> [PROBLEM TO SOLVE]:
Restate all the data word for word and omit the pictures.

> [DATA IN THIS EXERCISE]:
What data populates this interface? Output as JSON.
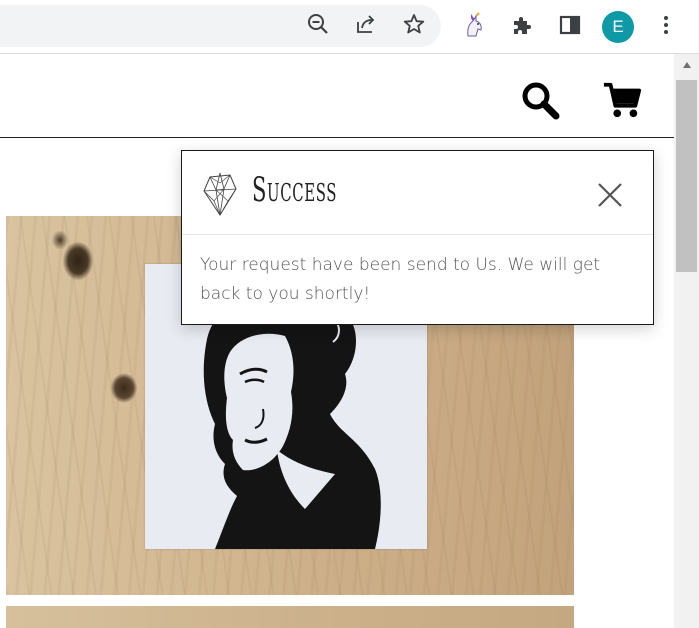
{
  "browser": {
    "toolbar_icons": [
      "zoom-out-icon",
      "share-icon",
      "bookmark-star-icon",
      "unicorn-extension-icon",
      "extensions-puzzle-icon",
      "side-panel-icon",
      "more-menu-icon"
    ],
    "profile_initial": "E",
    "profile_color": "#0d9aa6"
  },
  "site": {
    "header_icons": [
      "search-icon",
      "cart-icon"
    ]
  },
  "modal": {
    "title": "Success",
    "message": "Your request have been send to Us. We will get back to you shortly!",
    "close_icon": "close-icon"
  }
}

> [SOLUTION]:
What data populates this interface? Output as JSON.
{
  "browser": {
    "toolbar_icons": [
      "zoom-out-icon",
      "share-icon",
      "bookmark-star-icon",
      "unicorn-extension-icon",
      "extensions-puzzle-icon",
      "side-panel-icon",
      "more-menu-icon"
    ],
    "profile_initial": "E",
    "profile_color": "#0d9aa6"
  },
  "site": {
    "header_icons": [
      "search-icon",
      "cart-icon"
    ]
  },
  "modal": {
    "title": "Success",
    "message": "Your request have been send to Us. We will get back to you shortly!",
    "close_icon": "close-icon"
  }
}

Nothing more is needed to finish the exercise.